#### Supplied material ####

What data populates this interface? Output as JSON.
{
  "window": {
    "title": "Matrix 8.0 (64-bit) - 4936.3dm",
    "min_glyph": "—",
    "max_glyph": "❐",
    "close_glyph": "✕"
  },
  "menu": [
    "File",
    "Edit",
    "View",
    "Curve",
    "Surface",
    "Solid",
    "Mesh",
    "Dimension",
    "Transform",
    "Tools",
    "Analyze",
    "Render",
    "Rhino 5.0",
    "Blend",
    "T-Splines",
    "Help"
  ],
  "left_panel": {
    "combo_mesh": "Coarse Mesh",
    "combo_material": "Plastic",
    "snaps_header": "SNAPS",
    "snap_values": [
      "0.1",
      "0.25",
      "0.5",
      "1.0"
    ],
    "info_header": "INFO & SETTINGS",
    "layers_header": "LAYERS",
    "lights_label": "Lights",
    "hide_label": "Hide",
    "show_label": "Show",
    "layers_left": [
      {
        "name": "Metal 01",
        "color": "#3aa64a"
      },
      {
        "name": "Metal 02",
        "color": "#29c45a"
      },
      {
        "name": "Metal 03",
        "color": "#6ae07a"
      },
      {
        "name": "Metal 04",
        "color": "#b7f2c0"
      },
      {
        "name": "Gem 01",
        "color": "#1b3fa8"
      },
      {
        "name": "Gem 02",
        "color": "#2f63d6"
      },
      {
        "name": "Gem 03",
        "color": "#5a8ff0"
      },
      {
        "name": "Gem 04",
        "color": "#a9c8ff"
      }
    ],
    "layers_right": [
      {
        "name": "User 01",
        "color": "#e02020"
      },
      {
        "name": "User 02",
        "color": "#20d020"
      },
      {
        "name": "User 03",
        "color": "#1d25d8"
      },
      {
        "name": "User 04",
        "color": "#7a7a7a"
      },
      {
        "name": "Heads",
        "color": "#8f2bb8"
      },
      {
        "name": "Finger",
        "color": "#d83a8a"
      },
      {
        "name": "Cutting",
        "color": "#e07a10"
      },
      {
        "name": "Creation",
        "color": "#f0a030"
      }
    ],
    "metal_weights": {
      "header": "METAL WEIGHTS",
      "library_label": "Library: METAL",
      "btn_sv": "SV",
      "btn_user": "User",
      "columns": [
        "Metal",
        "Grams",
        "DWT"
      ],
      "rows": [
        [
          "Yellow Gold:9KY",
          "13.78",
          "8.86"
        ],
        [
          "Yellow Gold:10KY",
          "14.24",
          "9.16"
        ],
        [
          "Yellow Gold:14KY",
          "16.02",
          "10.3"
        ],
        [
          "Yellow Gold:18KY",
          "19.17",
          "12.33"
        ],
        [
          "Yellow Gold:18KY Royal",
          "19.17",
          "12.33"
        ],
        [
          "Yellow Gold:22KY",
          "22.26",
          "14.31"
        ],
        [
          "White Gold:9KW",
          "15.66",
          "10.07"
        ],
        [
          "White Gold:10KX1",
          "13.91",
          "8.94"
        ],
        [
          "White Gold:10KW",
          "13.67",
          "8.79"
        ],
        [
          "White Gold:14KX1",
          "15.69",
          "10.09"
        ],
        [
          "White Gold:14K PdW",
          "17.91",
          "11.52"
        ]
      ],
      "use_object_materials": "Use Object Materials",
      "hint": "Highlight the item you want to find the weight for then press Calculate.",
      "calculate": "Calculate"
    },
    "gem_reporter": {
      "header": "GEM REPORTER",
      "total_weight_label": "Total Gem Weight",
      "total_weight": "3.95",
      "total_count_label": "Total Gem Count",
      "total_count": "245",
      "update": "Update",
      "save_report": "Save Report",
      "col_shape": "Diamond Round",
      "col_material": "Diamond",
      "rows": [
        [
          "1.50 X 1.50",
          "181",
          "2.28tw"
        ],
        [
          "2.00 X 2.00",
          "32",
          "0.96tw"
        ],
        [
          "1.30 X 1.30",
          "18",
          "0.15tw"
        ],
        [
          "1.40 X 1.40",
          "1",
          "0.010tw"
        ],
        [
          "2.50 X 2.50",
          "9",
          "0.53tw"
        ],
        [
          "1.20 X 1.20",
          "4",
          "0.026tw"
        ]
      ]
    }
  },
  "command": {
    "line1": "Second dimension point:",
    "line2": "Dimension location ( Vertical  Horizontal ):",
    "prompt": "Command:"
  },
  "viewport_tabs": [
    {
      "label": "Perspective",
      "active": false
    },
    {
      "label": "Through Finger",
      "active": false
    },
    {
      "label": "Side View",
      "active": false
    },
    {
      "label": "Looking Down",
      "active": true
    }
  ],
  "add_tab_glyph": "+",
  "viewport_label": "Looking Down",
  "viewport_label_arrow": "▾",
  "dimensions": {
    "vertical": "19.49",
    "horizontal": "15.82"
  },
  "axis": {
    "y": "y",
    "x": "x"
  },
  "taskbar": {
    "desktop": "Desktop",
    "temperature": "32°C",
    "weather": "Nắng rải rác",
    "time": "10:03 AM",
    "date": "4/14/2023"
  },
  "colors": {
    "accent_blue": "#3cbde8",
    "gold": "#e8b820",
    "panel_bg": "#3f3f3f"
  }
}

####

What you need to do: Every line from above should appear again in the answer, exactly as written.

Your solution:
What data populates this interface? Output as JSON.
{
  "window": {
    "title": "Matrix 8.0 (64-bit) - 4936.3dm",
    "min_glyph": "—",
    "max_glyph": "❐",
    "close_glyph": "✕"
  },
  "menu": [
    "File",
    "Edit",
    "View",
    "Curve",
    "Surface",
    "Solid",
    "Mesh",
    "Dimension",
    "Transform",
    "Tools",
    "Analyze",
    "Render",
    "Rhino 5.0",
    "Blend",
    "T-Splines",
    "Help"
  ],
  "left_panel": {
    "combo_mesh": "Coarse Mesh",
    "combo_material": "Plastic",
    "snaps_header": "SNAPS",
    "snap_values": [
      "0.1",
      "0.25",
      "0.5",
      "1.0"
    ],
    "info_header": "INFO & SETTINGS",
    "layers_header": "LAYERS",
    "lights_label": "Lights",
    "hide_label": "Hide",
    "show_label": "Show",
    "layers_left": [
      {
        "name": "Metal 01",
        "color": "#3aa64a"
      },
      {
        "name": "Metal 02",
        "color": "#29c45a"
      },
      {
        "name": "Metal 03",
        "color": "#6ae07a"
      },
      {
        "name": "Metal 04",
        "color": "#b7f2c0"
      },
      {
        "name": "Gem 01",
        "color": "#1b3fa8"
      },
      {
        "name": "Gem 02",
        "color": "#2f63d6"
      },
      {
        "name": "Gem 03",
        "color": "#5a8ff0"
      },
      {
        "name": "Gem 04",
        "color": "#a9c8ff"
      }
    ],
    "layers_right": [
      {
        "name": "User 01",
        "color": "#e02020"
      },
      {
        "name": "User 02",
        "color": "#20d020"
      },
      {
        "name": "User 03",
        "color": "#1d25d8"
      },
      {
        "name": "User 04",
        "color": "#7a7a7a"
      },
      {
        "name": "Heads",
        "color": "#8f2bb8"
      },
      {
        "name": "Finger",
        "color": "#d83a8a"
      },
      {
        "name": "Cutting",
        "color": "#e07a10"
      },
      {
        "name": "Creation",
        "color": "#f0a030"
      }
    ],
    "metal_weights": {
      "header": "METAL WEIGHTS",
      "library_label": "Library: METAL",
      "btn_sv": "SV",
      "btn_user": "User",
      "columns": [
        "Metal",
        "Grams",
        "DWT"
      ],
      "rows": [
        [
          "Yellow Gold:9KY",
          "13.78",
          "8.86"
        ],
        [
          "Yellow Gold:10KY",
          "14.24",
          "9.16"
        ],
        [
          "Yellow Gold:14KY",
          "16.02",
          "10.3"
        ],
        [
          "Yellow Gold:18KY",
          "19.17",
          "12.33"
        ],
        [
          "Yellow Gold:18KY Royal",
          "19.17",
          "12.33"
        ],
        [
          "Yellow Gold:22KY",
          "22.26",
          "14.31"
        ],
        [
          "White Gold:9KW",
          "15.66",
          "10.07"
        ],
        [
          "White Gold:10KX1",
          "13.91",
          "8.94"
        ],
        [
          "White Gold:10KW",
          "13.67",
          "8.79"
        ],
        [
          "White Gold:14KX1",
          "15.69",
          "10.09"
        ],
        [
          "White Gold:14K PdW",
          "17.91",
          "11.52"
        ]
      ],
      "use_object_materials": "Use Object Materials",
      "hint": "Highlight the item you want to find the weight for then press Calculate.",
      "calculate": "Calculate"
    },
    "gem_reporter": {
      "header": "GEM REPORTER",
      "total_weight_label": "Total Gem Weight",
      "total_weight": "3.95",
      "total_count_label": "Total Gem Count",
      "total_count": "245",
      "update": "Update",
      "save_report": "Save Report",
      "col_shape": "Diamond Round",
      "col_material": "Diamond",
      "rows": [
        [
          "1.50 X 1.50",
          "181",
          "2.28tw"
        ],
        [
          "2.00 X 2.00",
          "32",
          "0.96tw"
        ],
        [
          "1.30 X 1.30",
          "18",
          "0.15tw"
        ],
        [
          "1.40 X 1.40",
          "1",
          "0.010tw"
        ],
        [
          "2.50 X 2.50",
          "9",
          "0.53tw"
        ],
        [
          "1.20 X 1.20",
          "4",
          "0.026tw"
        ]
      ]
    }
  },
  "command": {
    "line1": "Second dimension point:",
    "line2": "Dimension location ( Vertical  Horizontal ):",
    "prompt": "Command:"
  },
  "viewport_tabs": [
    {
      "label": "Perspective",
      "active": false
    },
    {
      "label": "Through Finger",
      "active": false
    },
    {
      "label": "Side View",
      "active": false
    },
    {
      "label": "Looking Down",
      "active": true
    }
  ],
  "add_tab_glyph": "+",
  "viewport_label": "Looking Down",
  "viewport_label_arrow": "▾",
  "dimensions": {
    "vertical": "19.49",
    "horizontal": "15.82"
  },
  "axis": {
    "y": "y",
    "x": "x"
  },
  "taskbar": {
    "desktop": "Desktop",
    "temperature": "32°C",
    "weather": "Nắng rải rác",
    "time": "10:03 AM",
    "date": "4/14/2023"
  },
  "colors": {
    "accent_blue": "#3cbde8",
    "gold": "#e8b820",
    "panel_bg": "#3f3f3f"
  }
}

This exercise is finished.